2018 SEGD Chapter Chair Award: Nick Kapica, Design Lead, City of Wellington
The SEGD Chapter Chair Award recognizes outstanding volunteer efforts while significantly contributing to the direction, growth, strength and excellence of SEGD Chapters both locally and throughout the organization.
Nick Kapica hails from London, where he studied Visual Communication at Ravensbourne College of Design and Communication. He also holds a Master’s in Design from Massey University. Kapica founded firm SV Associates in Berlin, before moving to Wellington, New Zealand to become a Senior Lecturer in Design at Massey University.
In 2017, he joined the Wellington City Council and is currently serving as the Design Lead responsible for Brand Experience and pushing ‘design as a process’ deeper into council structures. As a design researcher, he operates within two distinct yet related areas of design practice: visual communication design within spatial environments and the use of spatial environments to enhance and affect user experiences within them.
Kapica is passionate about people, design and the urban environment. This is evident in his work since 2014 as a Chapter Chair for SEGD’s Wellington chapter, where he and Co-Chair Jo Bailey have organized many successful events, including two large international conferences, Off Grid 17 and Off Grid 18.
We caught up with Kapica to talk about what makes a successful chapter and why he got involved.
What led you to a career in design and why EGD?
I had thought about being an architect but then wanted to be a filmmaker—I think I was attracted to all the gear and locations. However, when I went to see the film school, I went to the wrong building and stumbled into a typography studio and I was hooked. Experiential graphic design came much later when I realized that I could do something akin to both architecture and film though projects telling stories in spaces.
How did your relationship with SEGD begin?
In 2009, I took up the position of Senior Lecturer in Typography at Massey University in New Zealand. I was asked to refresh how typography was taught and decided that some scale was required.
Together with Spatial Design lecturer Sven Mehzoud, I developed a new course called ‘Spatial Typography.’ I discovered SEGD while doing research. I came along to the San Francisco conference and really enjoyed the community.
How and why did you become a Chapter Chair?
I think the idea started at the San Francisco conference; I really enjoyed meeting everyone and wanted to build the SEGD community in the southern hemisphere. It felt like SEGD was at a turning point and I wanted to support the energy and direction.
I have been a member of other design associations in three different countries and SEGD is the first one that reflects the design profession the way I want it to be. No silos, no egos—it’s all about people and place.
What are a few of your fondest Chapter event memories?
That is difficult!
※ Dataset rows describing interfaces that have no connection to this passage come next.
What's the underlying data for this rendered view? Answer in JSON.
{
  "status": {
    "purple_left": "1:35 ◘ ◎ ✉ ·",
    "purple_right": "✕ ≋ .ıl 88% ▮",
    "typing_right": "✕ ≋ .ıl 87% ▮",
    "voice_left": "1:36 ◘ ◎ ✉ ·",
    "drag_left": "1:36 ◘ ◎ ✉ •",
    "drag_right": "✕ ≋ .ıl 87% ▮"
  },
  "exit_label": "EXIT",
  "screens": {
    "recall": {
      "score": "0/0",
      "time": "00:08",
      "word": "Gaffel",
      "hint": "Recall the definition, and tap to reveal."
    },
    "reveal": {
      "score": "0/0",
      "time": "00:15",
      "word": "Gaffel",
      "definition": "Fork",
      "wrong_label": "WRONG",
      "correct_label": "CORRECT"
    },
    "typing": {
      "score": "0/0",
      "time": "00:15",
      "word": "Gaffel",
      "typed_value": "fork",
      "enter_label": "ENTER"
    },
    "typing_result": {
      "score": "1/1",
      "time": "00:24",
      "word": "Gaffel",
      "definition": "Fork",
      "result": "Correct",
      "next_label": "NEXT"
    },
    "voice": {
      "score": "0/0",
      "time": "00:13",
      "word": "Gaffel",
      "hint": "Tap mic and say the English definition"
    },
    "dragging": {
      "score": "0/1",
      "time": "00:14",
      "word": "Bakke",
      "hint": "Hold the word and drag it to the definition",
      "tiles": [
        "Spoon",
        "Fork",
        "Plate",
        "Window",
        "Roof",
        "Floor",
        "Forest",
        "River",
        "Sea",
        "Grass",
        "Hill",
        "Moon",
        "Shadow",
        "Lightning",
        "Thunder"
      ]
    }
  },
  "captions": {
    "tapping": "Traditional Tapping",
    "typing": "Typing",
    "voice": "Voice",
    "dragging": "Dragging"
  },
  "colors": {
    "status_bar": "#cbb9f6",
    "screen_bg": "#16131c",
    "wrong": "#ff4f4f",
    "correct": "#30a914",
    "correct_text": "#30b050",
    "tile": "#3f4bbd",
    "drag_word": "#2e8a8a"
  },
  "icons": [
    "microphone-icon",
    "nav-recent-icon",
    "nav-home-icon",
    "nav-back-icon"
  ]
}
I always have such a great time, but it’s totally exhausting: 30 hours travel, 3 days of conference and party, then 30 hours travel home.
I think the best memories are the conversations we all have in between, around and after the presentations.
Why Wellington? What are your favorite parts of living and working there?
Wellington was an accident.
I fancied the southern hemisphere and there was a project happening in Wellington. I thought it was too small at first, but I soon realized that was what made it so great.
Wellington is a city that has everything you want from a city without it being large. I wanted to live by the sea (having lived in London and Berlin before) and Wellington has great access to the water and it has lots of wind, which is good because when I am not working I go kitesurfing.
What makes a good SEGD chapter? A good Chapter Chair?
I think a good chapter needs to offer something special and unique to its local audience. Each chapter needs to know why it exists; it should not just be a mini version of SEGD.
The type of events you organize needs to be relevant to the local community—there may be some things that are not so important locally that are really important at the international level. That’s how the Off Grid event was conceived. We realized that locally we can have small events with a handful of participants, but what designers in Wellington want and need are big events with international guests because it can be difficult for most people here to have those kinds of experiences otherwise.
A good Chapter Chair will understand the local community, look for opportunity and provide experiences that help develop the profession. I think all the chapters are doing this; each will be different and that is why I think SEGD works so well.
Tell us about the suits, we’re dying to know more.
Over the years I have worn outfits from brands MisteR, Kowtow and World. They are all New Zealand labels. When I travel, I like to be recognized as coming from somewhere else and enjoy that the designs stand out. It makes me feel good about the place I currently call home.
Congratulations to the 2018 SEGD Achievement Award winners!